Lines with the word "questions" are the ones wanted. Copy each of them from the entries below.

[DATA UNDER STUDY]:
══════
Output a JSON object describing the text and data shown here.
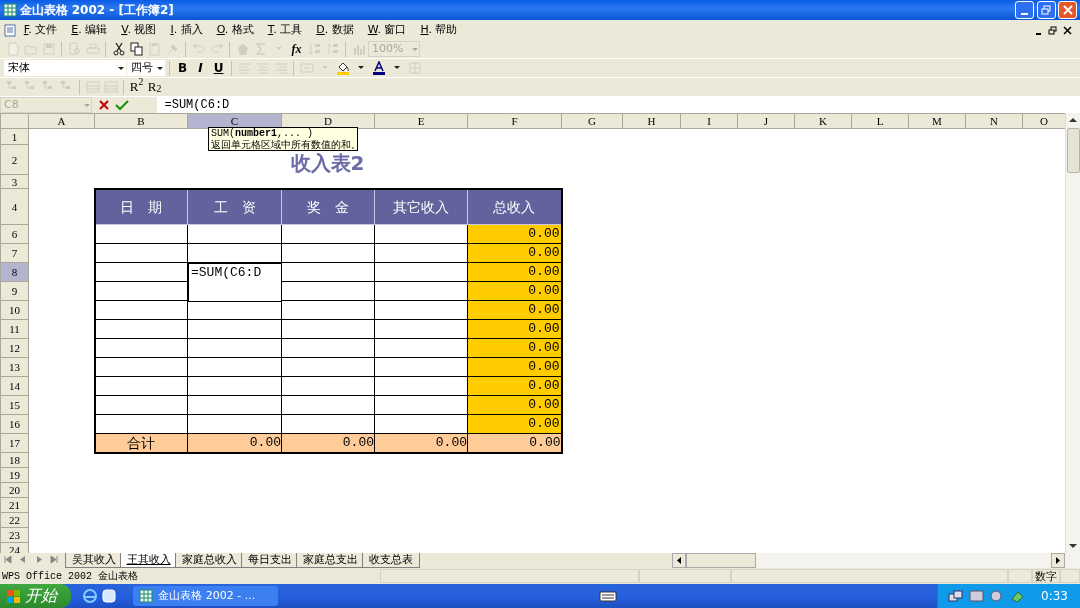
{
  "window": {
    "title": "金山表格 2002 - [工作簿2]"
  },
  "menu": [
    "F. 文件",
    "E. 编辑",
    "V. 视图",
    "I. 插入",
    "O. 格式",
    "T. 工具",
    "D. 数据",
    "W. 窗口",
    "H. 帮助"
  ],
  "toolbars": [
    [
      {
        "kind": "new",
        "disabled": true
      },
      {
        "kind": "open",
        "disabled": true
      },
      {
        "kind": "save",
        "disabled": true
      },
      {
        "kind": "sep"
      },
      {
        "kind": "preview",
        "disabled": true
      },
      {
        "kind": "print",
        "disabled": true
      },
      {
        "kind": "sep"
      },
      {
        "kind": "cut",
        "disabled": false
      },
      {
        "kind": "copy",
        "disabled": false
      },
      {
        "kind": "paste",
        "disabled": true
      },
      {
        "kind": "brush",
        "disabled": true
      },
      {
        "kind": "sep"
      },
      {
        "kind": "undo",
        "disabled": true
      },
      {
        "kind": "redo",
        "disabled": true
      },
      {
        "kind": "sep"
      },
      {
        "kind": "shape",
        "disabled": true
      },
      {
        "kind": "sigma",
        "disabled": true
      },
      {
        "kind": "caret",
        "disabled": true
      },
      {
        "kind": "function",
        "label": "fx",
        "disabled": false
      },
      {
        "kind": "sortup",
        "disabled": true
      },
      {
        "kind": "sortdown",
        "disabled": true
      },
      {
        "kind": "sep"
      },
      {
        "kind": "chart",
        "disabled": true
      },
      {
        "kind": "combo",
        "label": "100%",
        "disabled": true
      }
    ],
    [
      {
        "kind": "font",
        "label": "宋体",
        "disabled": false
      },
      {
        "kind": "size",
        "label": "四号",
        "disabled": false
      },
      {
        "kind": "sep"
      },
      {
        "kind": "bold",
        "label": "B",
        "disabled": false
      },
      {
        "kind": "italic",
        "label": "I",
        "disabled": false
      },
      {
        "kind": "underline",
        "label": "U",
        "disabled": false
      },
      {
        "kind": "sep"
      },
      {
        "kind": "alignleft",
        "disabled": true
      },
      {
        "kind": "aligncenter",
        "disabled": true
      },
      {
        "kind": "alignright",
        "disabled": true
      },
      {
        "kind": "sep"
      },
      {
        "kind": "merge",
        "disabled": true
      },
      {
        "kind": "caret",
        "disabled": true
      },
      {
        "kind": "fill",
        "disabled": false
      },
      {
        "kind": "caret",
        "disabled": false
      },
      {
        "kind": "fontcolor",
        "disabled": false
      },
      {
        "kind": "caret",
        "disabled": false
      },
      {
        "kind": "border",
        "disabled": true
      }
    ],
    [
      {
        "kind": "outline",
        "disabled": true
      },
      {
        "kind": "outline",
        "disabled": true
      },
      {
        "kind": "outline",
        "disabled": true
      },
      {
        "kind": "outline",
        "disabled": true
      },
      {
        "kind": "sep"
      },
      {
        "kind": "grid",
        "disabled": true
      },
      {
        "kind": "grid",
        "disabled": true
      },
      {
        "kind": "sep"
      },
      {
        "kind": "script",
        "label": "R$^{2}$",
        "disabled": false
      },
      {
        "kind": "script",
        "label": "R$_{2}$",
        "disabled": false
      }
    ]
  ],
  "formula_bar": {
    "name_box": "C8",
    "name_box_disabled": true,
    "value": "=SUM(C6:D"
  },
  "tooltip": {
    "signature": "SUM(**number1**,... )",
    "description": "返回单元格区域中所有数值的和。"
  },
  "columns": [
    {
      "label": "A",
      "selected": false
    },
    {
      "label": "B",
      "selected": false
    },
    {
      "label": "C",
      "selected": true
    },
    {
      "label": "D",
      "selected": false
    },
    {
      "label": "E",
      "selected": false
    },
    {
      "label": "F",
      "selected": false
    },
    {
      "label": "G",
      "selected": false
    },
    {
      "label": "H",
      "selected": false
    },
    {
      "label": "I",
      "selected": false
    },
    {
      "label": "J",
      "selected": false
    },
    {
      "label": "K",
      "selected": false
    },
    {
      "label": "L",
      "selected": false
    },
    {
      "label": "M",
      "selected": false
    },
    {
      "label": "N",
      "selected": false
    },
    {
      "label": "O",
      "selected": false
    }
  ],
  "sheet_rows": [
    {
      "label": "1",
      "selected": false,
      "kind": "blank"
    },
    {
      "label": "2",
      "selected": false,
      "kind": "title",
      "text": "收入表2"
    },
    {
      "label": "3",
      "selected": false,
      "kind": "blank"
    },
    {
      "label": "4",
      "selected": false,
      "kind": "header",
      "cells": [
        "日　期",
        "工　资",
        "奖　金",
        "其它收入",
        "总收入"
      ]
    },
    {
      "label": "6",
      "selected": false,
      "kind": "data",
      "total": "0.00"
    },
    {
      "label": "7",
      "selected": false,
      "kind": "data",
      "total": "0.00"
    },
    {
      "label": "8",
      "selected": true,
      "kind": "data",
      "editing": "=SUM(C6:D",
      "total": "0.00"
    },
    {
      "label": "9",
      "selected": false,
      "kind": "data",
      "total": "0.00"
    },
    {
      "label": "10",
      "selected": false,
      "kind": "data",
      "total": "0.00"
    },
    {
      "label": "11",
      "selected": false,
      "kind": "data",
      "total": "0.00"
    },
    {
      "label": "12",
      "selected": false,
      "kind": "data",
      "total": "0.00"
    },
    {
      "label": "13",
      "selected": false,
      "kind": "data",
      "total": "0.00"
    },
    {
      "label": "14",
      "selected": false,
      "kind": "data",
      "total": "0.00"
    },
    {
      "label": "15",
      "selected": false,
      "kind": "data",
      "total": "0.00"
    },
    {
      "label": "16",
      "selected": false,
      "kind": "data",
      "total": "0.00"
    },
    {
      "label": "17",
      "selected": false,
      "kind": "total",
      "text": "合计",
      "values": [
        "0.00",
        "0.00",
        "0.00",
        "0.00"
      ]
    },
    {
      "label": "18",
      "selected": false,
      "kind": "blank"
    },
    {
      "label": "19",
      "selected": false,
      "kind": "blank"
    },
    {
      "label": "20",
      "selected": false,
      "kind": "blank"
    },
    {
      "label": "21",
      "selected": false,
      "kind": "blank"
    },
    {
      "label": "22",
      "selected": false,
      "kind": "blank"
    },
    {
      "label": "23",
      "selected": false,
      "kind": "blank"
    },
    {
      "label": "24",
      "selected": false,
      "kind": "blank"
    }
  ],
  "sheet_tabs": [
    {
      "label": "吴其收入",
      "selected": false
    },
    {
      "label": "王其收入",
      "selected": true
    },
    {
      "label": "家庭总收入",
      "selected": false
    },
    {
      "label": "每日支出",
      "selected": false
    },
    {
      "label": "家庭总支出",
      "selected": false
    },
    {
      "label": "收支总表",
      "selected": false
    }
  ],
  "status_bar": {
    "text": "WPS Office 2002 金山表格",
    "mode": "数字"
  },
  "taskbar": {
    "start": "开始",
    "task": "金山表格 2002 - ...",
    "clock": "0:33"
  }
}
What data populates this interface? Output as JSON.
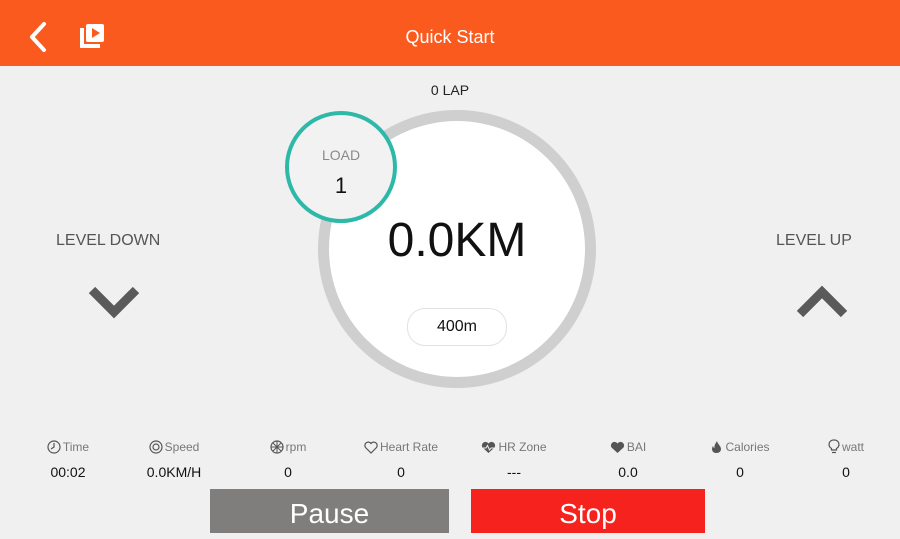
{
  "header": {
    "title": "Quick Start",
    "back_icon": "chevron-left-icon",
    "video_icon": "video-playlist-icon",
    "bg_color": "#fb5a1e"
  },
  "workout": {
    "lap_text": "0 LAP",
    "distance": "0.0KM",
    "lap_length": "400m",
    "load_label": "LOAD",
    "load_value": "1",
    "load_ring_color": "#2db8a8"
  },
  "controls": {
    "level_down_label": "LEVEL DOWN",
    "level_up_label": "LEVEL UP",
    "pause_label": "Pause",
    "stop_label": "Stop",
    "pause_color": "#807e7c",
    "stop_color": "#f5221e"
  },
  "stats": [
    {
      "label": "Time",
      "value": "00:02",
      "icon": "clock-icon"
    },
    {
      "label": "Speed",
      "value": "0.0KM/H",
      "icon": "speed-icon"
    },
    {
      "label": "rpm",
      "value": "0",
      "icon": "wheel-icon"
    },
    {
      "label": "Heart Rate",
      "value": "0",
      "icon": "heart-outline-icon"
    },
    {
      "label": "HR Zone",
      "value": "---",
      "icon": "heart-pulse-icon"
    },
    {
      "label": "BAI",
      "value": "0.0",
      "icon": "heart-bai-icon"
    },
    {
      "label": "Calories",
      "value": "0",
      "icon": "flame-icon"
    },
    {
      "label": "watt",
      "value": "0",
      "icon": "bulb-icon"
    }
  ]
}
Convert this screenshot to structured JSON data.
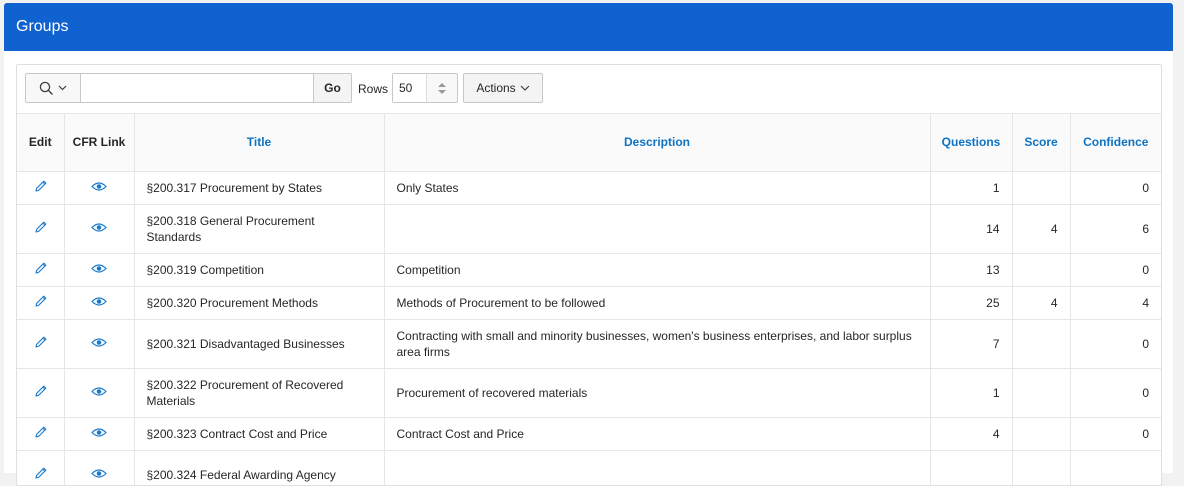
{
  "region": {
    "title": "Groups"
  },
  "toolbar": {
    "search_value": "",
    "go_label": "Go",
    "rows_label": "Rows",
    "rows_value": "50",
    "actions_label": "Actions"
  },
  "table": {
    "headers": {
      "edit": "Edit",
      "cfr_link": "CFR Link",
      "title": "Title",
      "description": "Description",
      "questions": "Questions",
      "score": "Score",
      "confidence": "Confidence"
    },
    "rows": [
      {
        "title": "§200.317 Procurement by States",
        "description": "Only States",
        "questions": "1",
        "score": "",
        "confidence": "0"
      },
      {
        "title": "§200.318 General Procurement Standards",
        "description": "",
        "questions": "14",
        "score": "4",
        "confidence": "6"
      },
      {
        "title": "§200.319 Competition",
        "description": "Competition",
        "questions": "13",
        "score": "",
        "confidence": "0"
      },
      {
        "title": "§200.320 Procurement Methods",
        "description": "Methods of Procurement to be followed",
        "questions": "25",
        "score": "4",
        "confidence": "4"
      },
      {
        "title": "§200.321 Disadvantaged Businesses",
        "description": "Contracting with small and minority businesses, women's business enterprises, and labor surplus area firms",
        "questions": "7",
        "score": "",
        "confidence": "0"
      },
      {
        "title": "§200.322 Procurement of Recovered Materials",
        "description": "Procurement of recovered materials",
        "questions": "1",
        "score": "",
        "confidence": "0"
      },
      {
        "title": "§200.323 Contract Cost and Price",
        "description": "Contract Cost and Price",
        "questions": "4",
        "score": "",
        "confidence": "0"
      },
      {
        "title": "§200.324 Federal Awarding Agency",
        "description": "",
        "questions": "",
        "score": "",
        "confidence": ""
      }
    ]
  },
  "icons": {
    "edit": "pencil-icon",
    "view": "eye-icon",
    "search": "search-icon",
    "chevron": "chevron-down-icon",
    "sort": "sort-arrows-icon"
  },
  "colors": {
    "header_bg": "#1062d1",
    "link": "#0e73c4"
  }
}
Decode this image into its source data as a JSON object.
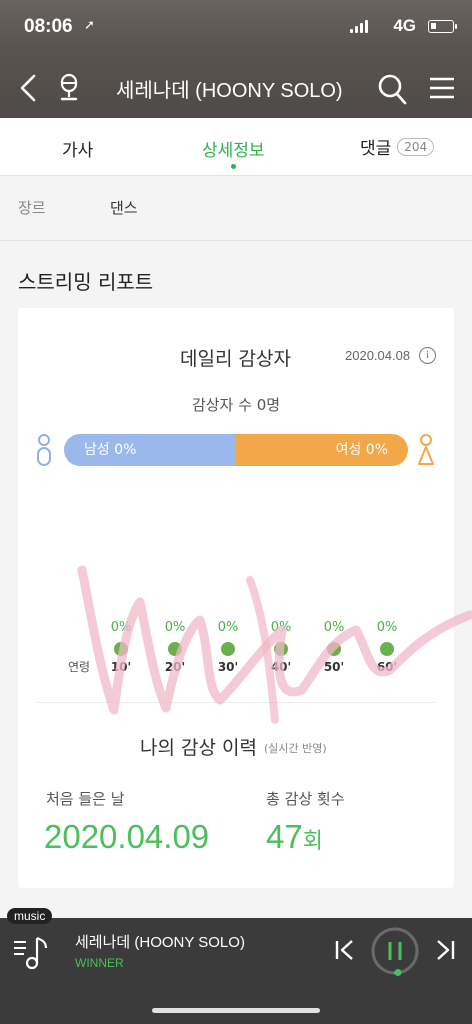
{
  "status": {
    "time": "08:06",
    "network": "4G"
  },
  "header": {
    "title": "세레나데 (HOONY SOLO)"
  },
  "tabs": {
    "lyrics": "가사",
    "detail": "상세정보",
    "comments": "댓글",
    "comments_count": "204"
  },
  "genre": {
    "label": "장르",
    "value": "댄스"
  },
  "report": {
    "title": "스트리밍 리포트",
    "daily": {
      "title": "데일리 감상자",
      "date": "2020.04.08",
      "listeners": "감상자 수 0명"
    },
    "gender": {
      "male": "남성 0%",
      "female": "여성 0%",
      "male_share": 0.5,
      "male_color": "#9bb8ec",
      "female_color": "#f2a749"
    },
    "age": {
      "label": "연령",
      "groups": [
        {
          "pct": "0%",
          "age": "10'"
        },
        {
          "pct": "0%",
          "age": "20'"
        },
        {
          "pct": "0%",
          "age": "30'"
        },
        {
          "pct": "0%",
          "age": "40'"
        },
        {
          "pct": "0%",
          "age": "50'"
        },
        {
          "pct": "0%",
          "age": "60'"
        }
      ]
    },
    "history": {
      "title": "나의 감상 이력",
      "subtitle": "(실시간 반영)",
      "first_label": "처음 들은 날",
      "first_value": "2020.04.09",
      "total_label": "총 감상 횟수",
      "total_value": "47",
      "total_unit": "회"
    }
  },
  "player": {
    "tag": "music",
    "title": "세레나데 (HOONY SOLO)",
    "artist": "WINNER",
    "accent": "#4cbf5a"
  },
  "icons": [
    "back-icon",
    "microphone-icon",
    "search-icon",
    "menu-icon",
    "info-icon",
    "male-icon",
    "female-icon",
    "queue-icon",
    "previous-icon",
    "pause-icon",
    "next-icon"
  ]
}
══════
[ANSWER BELOW]:
      "questions": "Questions",
        "questions": "1",
        "questions": "14",
        "questions": "13",
        "questions": "25",
        "questions": "7",
        "questions": "1",
        "questions": "4",
        "questions": "",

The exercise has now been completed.